Les Anges du Péché (Angels of Sin) (Robert Bresson, 1943)
The well-off, good intentioned Anne-Marie joins a convent that works to rehabilitate female prisoners and immediately zealously tries to ‘save’ Thérèse, an obstinate and devious-minded recent releasé who no one yet realizes is hiding out for a new crime she has committed.
While Angels of Sin may not reach the elevated spiritual heights of later masterpieces like Pickpocket or Au Hasard Balthazar, it’s interesting to see already with this first film, so much of Bresson’s aesthetic approach (and preferred imagery) already developing, with some of it even already fully formed. The film’s perspective is, as is most of the filmmaker’s output, rigidly Catholic and yet, where his later works feel much more about spiritual recovery and transcendence not always directly attached to the religion (even if the chosen methods of forgiveness and humility and enlightenment are all particularly true to it) — set in milieus, for instance, of a city dwelling pickpocket or of a rural cruelly-treated donkey — that this one takes place directly within a convent (and with a reverent tone towards the ruling Mother inhabitants) makes it feel much more specific, and ultimately less magnificent, then the later work. In fact, if you just read the plot synopsis, you could easily mistake it for a Sunday morning American religious TV movie selling God and Religion, no questions asked (or expected).
Of course, however, it’s Bresson’s austere, minimalist (already there in spades) approach that sets it apart from the more deliberately comforting and far less intellectually engaging attempt at selling God that the Sunday morning shows bring. Though the duplicitous Thérèse (played with an animalistic cunning belying the much more blank, yet deeply fascinating, performances that would be common to the director as he moved away in his later work from using professional actors) does ultimately find spiritual peace and transcendence with Anne-Marie dying in her arms while giving her final nun vows (yeah, as I said, if you didn’t know better, this could easily be a Sunday morning melodrama), it’s things such as the final image that creates that Bressonian clash between mortal imprisonment and spiritual freedom, as Thérèse’s hands (similar to the shot in Pickpocket) are locked into handcuffs for the crime she has committed. It’s not meant ironically, but it is nonetheless. Freedom on a spiritual level comes with a price and responsibility. It ain’t free.
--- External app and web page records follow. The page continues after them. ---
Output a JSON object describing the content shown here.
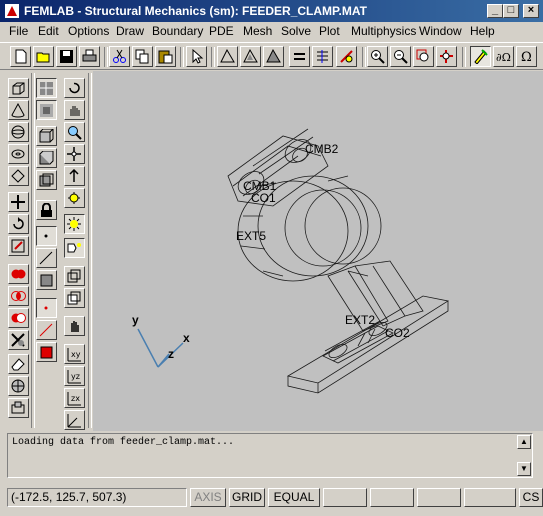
{
  "window": {
    "title": "FEMLAB - Structural Mechanics (sm): FEEDER_CLAMP.MAT"
  },
  "window_controls": {
    "minimize": "_",
    "maximize": "□",
    "close": "×"
  },
  "menu": [
    {
      "label": "File"
    },
    {
      "label": "Edit"
    },
    {
      "label": "Options"
    },
    {
      "label": "Draw"
    },
    {
      "label": "Boundary"
    },
    {
      "label": "PDE"
    },
    {
      "label": "Mesh"
    },
    {
      "label": "Solve"
    },
    {
      "label": "Plot"
    },
    {
      "label": "Multiphysics"
    },
    {
      "label": "Window"
    },
    {
      "label": "Help"
    }
  ],
  "toolbar": {
    "icons": [
      "new-file-icon",
      "open-folder-icon",
      "save-icon",
      "print-icon",
      "cut-icon",
      "copy-icon",
      "paste-icon",
      "pointer-icon",
      "draw-mode-icon",
      "boundary-mode-icon",
      "subdomain-mode-icon",
      "equals-icon",
      "mesh-icon",
      "solve-icon",
      "zoom-in-icon",
      "zoom-out-icon",
      "zoom-window-icon",
      "zoom-extents-icon",
      "edit-icon",
      "omega-alpha-icon",
      "omega-icon"
    ]
  },
  "sidebar": {
    "axes_buttons": [
      "xy",
      "yz",
      "zx"
    ]
  },
  "canvas": {
    "background": "#c0c0c0",
    "labels": [
      "CMB2",
      "CMB1",
      "CO1",
      "EXT5",
      "EXT2",
      "CO2"
    ],
    "axes": {
      "x": "x",
      "y": "y",
      "z": "z"
    }
  },
  "message": {
    "text": "Loading data from feeder_clamp.mat..."
  },
  "status": {
    "coords": "(-172.5, 125.7, 507.3)",
    "axis": "AXIS",
    "grid": "GRID",
    "equal": "EQUAL",
    "cs": "CS"
  }
}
Along with the detail of her hands being cuffed (with those kinds of close-ups — on hands, on small acts of cruelty — eventually growing in greater importance in his work as he moved away more and more from having performers ‘parrot’ emotion), there’s also the overall austere direction and the non-traditional approach of minimizing the ‘physical’ conflict in dramatic scenes (for example, the choice to not see either the man who sells the gun to Thérèse or the man she shoots – with the former, we only hear his voice and, for the latter, we only see his shadow) as a way to reinforce Thérèse’s ‘spiritual’ journey and (initially) dark path.
Man, if only those Sunday morning movies had gotten a filmmaker like Bresson to make them! I’d be a true believer by now.